Submitted to: Meeting Abstract
Publication Type: Proceedings
Publication Acceptance Date: 7/14/1997
Publication Date: N/A
Citation: N/A

Interpretive Summary:

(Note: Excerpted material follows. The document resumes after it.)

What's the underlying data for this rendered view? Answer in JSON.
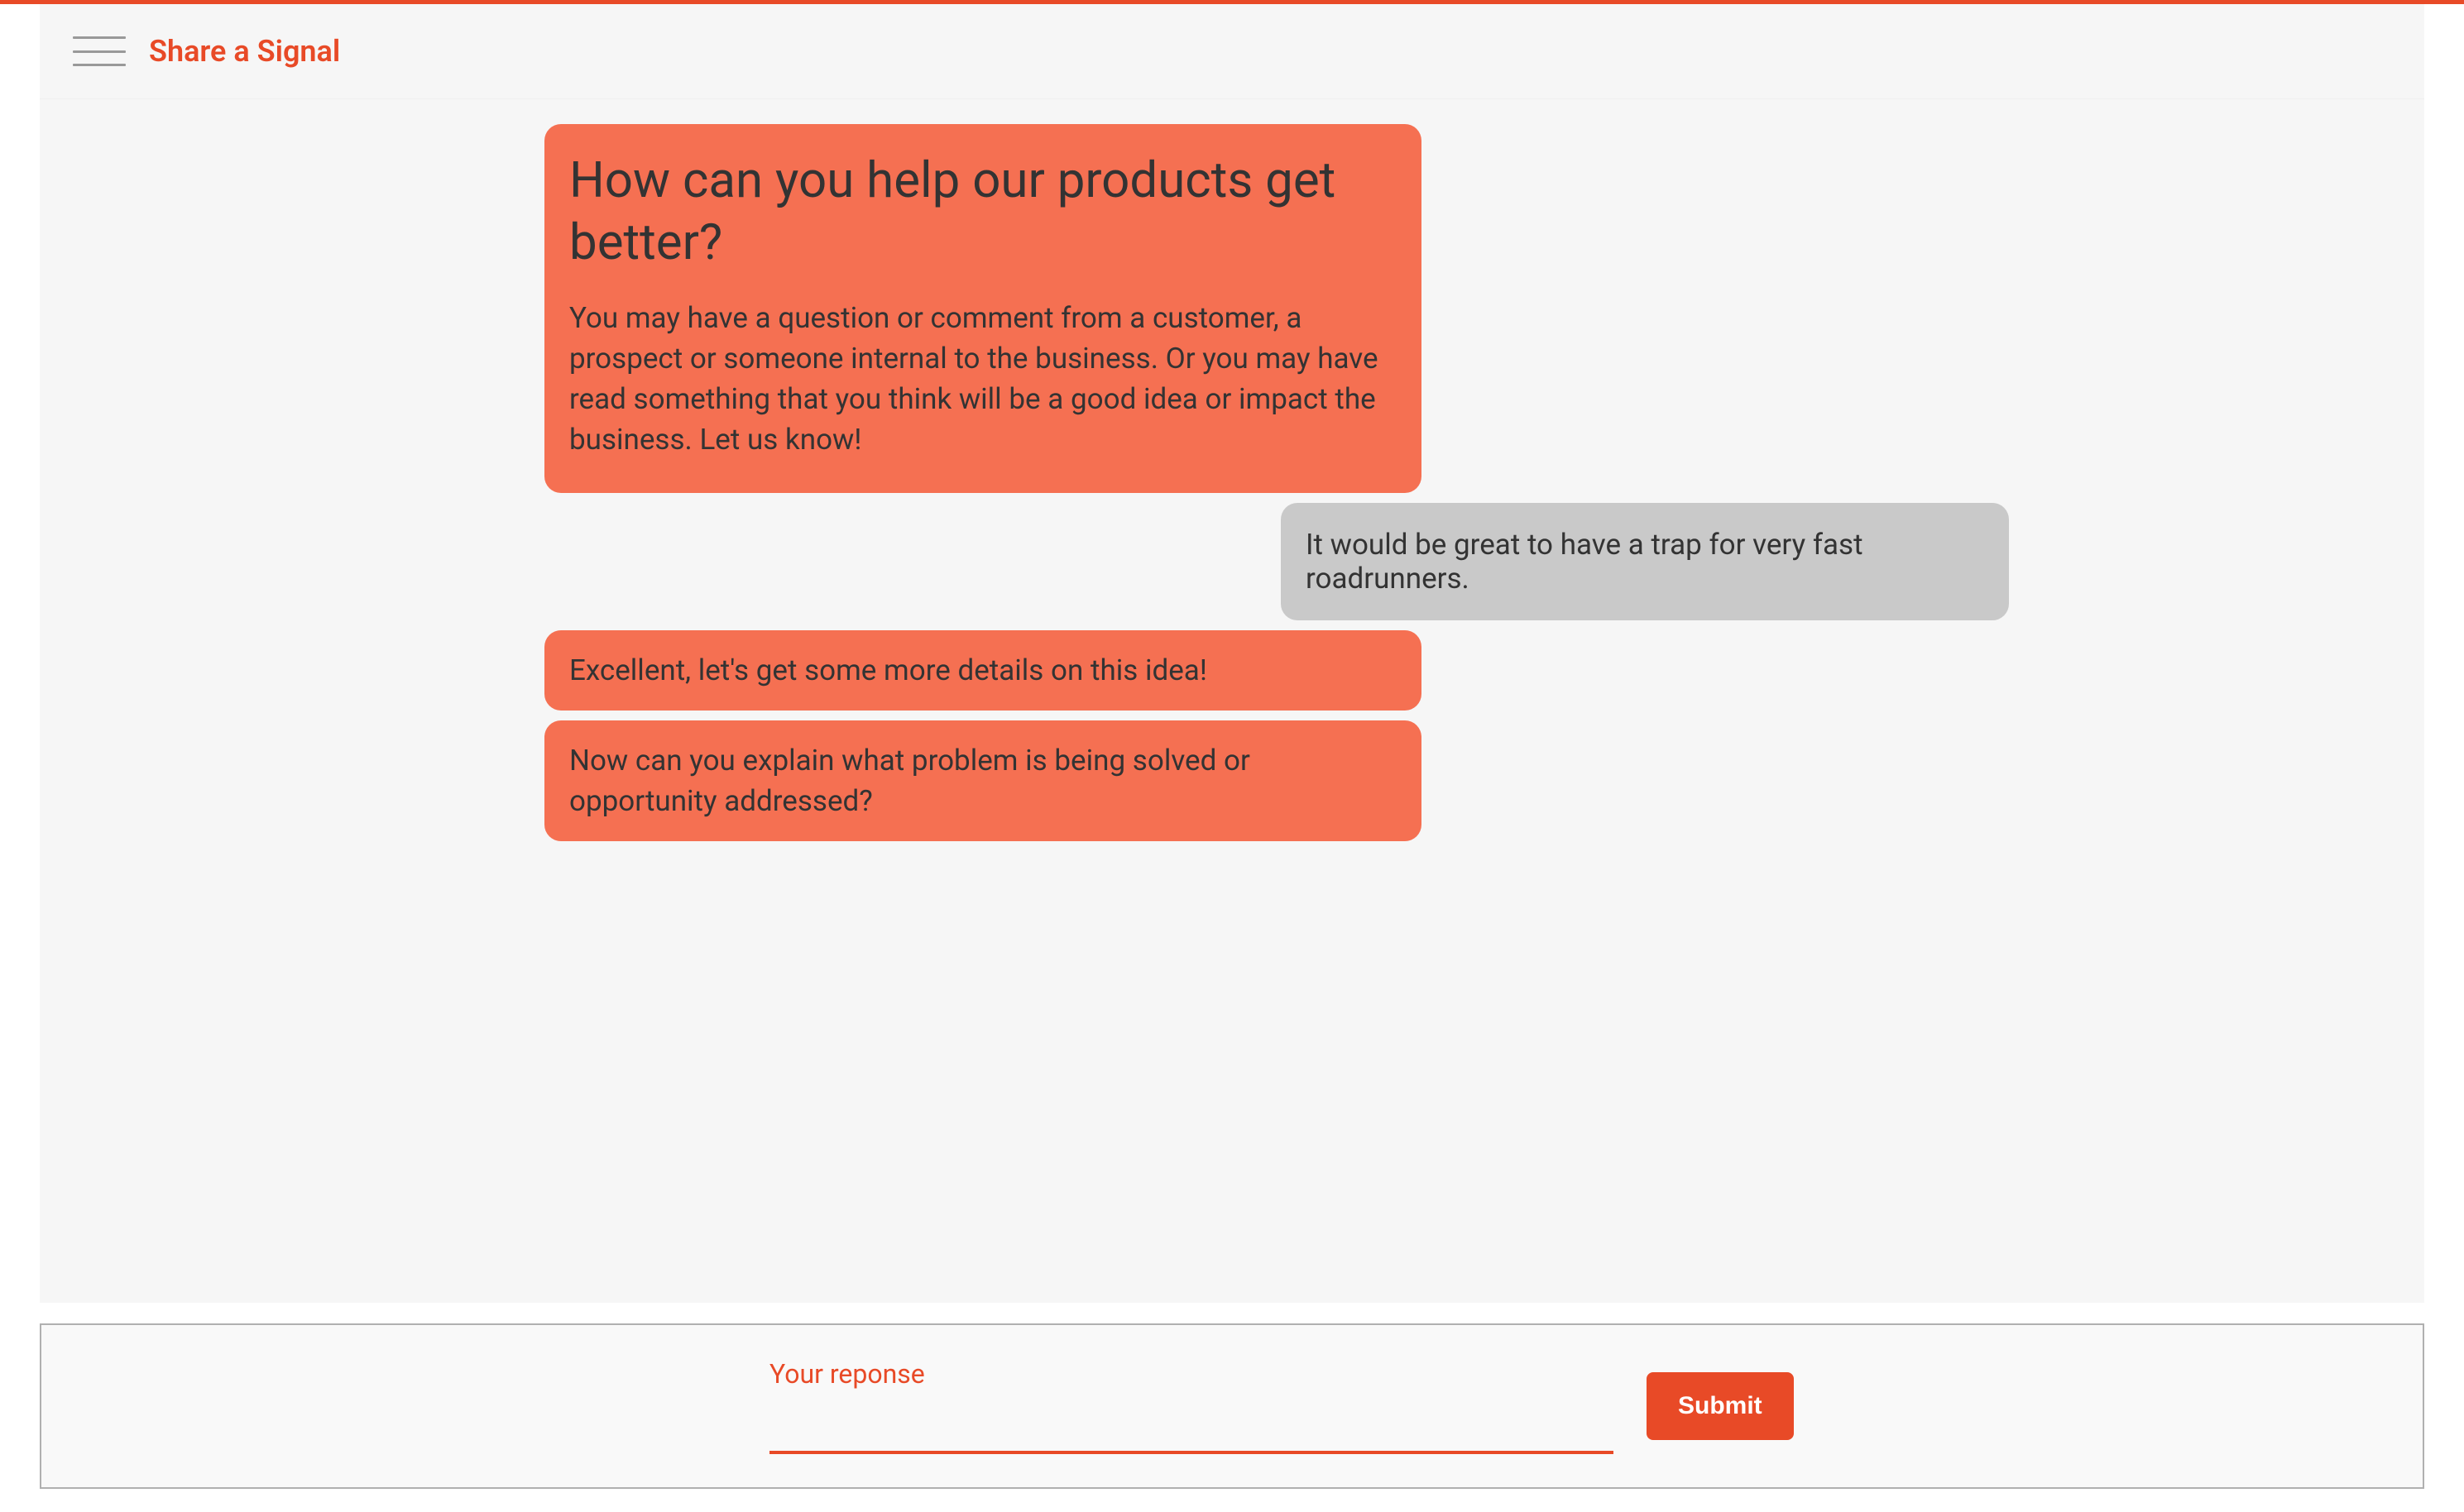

Technical Abstract: Over the past 10 years there has been an increasing awareness about nonpoint source pollution and the potential linkage to agriculture. Observations of pesticide occurrence in streams and lakes adjacent to agricultural fields have prompted much discussion about whether to ban or greatly restrict agricultural activities that would potentially impair water quality. Equally important in this debate has been the recognition by producers that not all fields behave the same, and thus there is a need to develop more site-specific information that can be used for planning and management. Nevertheless, agriculture has been under the microscope in terms of showing how current practices can be improved to impact environmental quality. The challenge to the agricultural community is to begin to understand the complexities of farming practices on environmental quality and to begin to think holistically about the management approaches at a watershed scale or an aggregate of farms. Current research and education efforts in water quality throughout the nation are supplying the knowledge base to help provide these answers; however, the challenge remains to expand these studies up to the farm and watershed scale so that tools can be provided to producers and policy makers about the diversity of options available and the potential positive benefits of these changes. Water quality research conducted in concert with farm-scale research can provide valuable answers to this perplexing and multi-faceted problem. Agriculture can work and is working toward the solution to these problems; however, these activities should be targeted to the areas that have problems without blanket application so that all segments of society will benefit.